In 1975, the Brazos Valley League of Women Voters, the Environmental Action Council, and the A&M Wheelman Club collected data that concluded that more than 10,000 bicycle trips were occurring on a daily basis to and from Texas A&M University campus. As a result of this study, the City began planning to develop bicycle routes in the Southside and Eastgate areas. By August of 1976, the proposed routes had been signed and the City applied for Federal funds to develop an improved system. Unfortunately, the funds never materialized.

 

In 1980, City Staff, along with members of the community, revised policies and developed the first City Bike Plan (refer to Appendix A). Many residents objected to the 24 hour parking restriction along the signed routes, so City officials only installed bike lanes on two streets - Jersey Street (now George Bush Drive [FM 2347]) and Southwest Parkway. It included bike lanes, signed bike routes, and some paths on Texas Avenue [BUS 6]. The City also prohibited bicycle travel on a designated portion of Texas Ave [BUS 6] (from Lincoln Avenue to Holleman Drive) and along Harvey Road [SH 30]. The Bike Plan created the foundation for subsequent plans that served to address the high volume of students commuting to and from Texas A&M University campus.

 

Bicycling, Walking, and Greenways

In 1992, the City of College Station updated the Bikeway Master Plan.
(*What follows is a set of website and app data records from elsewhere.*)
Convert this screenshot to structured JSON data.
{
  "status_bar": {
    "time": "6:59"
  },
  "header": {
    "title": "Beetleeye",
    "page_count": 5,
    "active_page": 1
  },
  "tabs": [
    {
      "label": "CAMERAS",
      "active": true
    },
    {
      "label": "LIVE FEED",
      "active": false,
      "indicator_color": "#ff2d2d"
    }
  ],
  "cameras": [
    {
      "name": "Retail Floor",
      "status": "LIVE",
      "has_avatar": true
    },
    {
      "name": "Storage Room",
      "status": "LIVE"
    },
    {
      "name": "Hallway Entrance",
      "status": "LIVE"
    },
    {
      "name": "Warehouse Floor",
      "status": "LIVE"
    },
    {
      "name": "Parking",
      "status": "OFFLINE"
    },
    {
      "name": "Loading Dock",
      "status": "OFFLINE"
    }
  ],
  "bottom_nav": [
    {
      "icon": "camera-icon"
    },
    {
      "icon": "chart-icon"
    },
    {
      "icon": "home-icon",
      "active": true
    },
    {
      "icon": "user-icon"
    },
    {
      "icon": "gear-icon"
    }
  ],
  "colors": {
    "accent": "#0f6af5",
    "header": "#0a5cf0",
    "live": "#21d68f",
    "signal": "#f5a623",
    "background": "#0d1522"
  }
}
This update identified not only bicycle facilities but incorporated pedestrian facilities and multi-use paths in the form of sidewalks, side paths, and greenway trails. It called for approximately 40 miles of bike lanes, 50 miles of bike routes, and 30 miles of multi-use paths. That same year, the City's Subdivision Regulations were modified to include the development of bicycle and pedestrian facilities, specifically sidewalks and bikeways on collector and arterial streets. In 1994, the Sidewalk Master Plan was created with the help of a Sidewalk Committee.

Bike Lane In 2002, the Bikeway and Pedestrian Master Plan Update was completed. It called for 20 miles  in addition to 25 miles of existing bicycle lanes, 50 miles in addition to 59 miles of existing bicycle routes, and 40 miles in addition to 3 miles if existing multi-use paths. In 2003, the City of College Station was designated as a Bicycle Friendly Community by the League of American Bicyclists. In 2004, the Hike and Bike Task Force was formulated to prioritized the multi-use paths defined in the 2002 Plans.

 

For more information about the Bicycle and Pedestrian Program, please contact Venessa Garza, Greenways Program Manager by phone at 979.764.3674 or by email at vgarza@cstx.gov.


 

Last updated: 1/11/2012 9:51:17 AM